◆ **ASSIGNED TASK**
Check every line of the listing below for the word "Разпечатай" and give the number of lines where it appears, with nothing added.

● ● ●

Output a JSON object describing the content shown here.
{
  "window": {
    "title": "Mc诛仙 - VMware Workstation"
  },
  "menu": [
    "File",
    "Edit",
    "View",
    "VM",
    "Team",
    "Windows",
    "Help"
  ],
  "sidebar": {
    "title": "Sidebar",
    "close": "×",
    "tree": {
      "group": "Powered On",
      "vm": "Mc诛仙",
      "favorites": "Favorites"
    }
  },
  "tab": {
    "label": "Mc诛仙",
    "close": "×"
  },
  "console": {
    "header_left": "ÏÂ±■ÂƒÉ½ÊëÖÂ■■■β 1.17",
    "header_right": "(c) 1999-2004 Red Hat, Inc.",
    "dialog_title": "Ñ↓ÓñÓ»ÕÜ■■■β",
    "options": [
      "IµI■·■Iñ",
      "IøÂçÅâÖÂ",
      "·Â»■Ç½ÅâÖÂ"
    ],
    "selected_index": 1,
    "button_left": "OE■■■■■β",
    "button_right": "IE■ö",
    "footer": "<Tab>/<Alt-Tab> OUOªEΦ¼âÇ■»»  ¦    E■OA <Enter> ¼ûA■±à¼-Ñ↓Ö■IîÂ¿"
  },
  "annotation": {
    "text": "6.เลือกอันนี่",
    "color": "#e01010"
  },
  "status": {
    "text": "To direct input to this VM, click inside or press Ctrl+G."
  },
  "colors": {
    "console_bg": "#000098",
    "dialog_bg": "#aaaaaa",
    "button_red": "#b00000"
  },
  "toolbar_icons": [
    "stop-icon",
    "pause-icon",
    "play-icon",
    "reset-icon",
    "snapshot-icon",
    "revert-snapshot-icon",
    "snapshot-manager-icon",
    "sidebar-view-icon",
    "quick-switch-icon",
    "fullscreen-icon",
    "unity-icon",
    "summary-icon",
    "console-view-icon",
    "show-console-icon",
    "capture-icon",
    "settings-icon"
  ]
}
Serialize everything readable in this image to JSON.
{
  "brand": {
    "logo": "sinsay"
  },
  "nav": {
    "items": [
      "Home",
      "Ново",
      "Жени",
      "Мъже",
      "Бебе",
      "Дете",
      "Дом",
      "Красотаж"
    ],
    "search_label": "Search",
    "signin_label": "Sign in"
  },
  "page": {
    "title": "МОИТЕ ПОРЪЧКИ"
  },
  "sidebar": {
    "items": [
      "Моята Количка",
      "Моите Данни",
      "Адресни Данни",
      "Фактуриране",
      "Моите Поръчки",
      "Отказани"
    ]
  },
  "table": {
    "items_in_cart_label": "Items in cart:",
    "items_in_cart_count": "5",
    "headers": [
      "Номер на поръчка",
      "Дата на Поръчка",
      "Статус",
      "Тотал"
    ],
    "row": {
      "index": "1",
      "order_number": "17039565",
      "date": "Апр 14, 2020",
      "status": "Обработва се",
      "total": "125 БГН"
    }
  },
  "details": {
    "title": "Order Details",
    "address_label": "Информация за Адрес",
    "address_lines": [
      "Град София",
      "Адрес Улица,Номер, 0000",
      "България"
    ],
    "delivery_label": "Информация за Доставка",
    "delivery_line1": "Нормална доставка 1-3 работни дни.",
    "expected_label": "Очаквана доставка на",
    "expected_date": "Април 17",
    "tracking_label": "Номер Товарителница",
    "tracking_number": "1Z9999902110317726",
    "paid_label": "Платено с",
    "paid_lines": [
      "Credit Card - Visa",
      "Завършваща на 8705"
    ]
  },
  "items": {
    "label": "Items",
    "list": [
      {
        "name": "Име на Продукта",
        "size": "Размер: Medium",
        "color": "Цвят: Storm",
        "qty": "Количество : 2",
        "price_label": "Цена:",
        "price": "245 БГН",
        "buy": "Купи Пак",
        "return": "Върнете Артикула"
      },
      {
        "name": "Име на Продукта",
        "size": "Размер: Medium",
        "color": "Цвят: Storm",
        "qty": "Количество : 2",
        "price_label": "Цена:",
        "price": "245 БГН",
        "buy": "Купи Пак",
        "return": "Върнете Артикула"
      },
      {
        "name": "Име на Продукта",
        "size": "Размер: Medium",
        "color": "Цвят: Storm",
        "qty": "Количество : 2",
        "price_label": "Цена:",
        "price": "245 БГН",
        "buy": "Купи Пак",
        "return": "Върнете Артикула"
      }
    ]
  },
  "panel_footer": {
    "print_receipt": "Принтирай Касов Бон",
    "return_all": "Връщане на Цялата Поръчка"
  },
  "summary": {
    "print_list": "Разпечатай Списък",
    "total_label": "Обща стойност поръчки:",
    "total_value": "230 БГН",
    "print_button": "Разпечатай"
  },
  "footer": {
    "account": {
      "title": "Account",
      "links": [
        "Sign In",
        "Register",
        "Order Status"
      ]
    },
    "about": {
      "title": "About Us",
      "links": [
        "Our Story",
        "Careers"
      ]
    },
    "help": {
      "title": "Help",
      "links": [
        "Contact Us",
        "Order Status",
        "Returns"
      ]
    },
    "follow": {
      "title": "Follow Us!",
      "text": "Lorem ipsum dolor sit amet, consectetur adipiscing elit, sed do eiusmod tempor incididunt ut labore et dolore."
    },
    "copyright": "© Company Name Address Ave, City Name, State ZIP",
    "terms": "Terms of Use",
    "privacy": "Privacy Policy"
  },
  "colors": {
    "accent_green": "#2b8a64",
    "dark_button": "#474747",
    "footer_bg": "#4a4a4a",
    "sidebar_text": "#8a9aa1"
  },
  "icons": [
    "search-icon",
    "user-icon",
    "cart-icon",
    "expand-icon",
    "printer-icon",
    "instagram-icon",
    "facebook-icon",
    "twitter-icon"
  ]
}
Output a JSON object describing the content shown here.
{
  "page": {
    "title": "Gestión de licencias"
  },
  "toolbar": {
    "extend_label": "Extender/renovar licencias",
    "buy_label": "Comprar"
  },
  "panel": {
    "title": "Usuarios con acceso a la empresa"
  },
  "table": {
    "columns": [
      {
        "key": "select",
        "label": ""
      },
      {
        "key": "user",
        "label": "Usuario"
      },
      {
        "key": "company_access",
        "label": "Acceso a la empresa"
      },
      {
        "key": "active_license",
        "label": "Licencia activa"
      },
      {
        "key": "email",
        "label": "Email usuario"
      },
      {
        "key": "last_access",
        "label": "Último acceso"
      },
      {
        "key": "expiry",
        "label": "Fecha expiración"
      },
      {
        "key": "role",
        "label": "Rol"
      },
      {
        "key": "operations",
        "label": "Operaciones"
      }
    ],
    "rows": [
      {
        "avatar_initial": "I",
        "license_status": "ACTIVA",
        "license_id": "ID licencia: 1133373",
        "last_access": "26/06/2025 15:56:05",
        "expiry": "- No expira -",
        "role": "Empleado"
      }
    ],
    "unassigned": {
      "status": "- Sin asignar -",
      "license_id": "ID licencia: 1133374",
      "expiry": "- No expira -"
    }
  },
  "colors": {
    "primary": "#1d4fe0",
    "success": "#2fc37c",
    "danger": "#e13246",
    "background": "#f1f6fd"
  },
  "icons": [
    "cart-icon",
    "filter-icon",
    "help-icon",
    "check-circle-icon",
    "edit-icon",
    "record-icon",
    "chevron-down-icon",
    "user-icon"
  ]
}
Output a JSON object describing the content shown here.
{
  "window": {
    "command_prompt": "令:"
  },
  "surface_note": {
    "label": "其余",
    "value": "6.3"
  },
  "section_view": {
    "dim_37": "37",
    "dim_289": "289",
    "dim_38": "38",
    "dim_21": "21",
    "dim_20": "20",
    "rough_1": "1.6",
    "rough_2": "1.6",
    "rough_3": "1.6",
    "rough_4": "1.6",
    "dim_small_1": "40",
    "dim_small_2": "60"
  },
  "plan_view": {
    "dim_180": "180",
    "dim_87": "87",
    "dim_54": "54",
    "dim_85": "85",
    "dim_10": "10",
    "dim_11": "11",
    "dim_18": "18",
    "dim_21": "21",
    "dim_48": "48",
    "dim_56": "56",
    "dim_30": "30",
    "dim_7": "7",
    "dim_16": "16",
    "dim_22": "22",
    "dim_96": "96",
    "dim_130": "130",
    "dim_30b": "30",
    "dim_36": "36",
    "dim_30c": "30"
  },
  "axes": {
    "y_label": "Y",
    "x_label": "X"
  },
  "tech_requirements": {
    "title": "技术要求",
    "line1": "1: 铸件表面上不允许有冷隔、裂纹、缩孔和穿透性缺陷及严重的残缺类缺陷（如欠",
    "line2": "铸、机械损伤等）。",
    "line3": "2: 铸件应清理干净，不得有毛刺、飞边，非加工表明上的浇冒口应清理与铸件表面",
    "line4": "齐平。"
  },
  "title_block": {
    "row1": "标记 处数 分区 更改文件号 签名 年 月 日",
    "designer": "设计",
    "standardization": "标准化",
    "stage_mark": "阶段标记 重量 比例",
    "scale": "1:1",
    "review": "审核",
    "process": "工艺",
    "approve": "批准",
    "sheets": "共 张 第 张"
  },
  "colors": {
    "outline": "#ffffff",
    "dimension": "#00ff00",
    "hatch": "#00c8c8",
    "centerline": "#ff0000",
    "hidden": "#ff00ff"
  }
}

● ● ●

◆ **WRITTEN RESPONSE**
2